Human genomics is a translational field spanning research, clinical care, public health, and direct-to-consumer testing. However, law differs across these domains on issues including liability, consent, promoting quality of analysis and interpretation, and safeguarding privacy. Genomic activities crossing domains can thus encounter confusion and conflicts among these approaches. This paper suggests how to resolve these conflicts while protecting the rights and interests of individuals sequenced. Translational genomics requires this more translational approach to law.

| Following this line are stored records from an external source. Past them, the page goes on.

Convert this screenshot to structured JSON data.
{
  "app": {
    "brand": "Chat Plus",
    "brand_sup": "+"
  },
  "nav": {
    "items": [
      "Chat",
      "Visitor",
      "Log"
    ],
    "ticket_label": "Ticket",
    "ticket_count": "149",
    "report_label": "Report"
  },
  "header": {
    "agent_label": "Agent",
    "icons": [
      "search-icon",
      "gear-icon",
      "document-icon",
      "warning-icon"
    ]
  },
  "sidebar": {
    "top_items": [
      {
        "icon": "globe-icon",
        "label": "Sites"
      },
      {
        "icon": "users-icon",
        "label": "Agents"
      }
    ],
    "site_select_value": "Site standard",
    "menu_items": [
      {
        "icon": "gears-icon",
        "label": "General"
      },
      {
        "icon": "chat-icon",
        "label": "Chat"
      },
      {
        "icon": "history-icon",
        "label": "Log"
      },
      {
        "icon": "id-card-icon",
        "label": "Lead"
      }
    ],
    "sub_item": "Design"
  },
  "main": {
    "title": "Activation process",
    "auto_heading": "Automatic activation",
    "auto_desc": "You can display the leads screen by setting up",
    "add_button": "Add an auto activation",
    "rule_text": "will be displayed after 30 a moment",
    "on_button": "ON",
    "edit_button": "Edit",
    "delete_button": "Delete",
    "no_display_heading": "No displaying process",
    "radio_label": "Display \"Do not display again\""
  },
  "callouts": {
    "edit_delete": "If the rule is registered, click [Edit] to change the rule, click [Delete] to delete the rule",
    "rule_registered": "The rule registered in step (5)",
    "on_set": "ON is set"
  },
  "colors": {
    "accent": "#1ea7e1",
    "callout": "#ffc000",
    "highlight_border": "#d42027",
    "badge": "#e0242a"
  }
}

Returning genomic research results to family members raises complex questions. Genomic research on life-limiting conditions such as cancer, and research involving storage and reanalysis of data and specimens long into the future, makes these questions pressing. This author group, funded by an NIH grant, published consensus recommendations presenting a framework. This follow-up paper offers concrete guidance and tools for implementation. The group collected and analyzed relevant documents and guidance, including tools from the Clinical Sequencing Exploratory Research Consortium. The authors then (...) negotiated a consensus toolkit of processes and documents. That toolkit offers sample consent and notification documents plus decision flow-charts to address return of results to family of living and deceased participants, in adult and pediatric research. Core concerns are eliciting participant preferences on sharing results with family and on choice of a representative to make decisions about sharing after participant death. (shrink)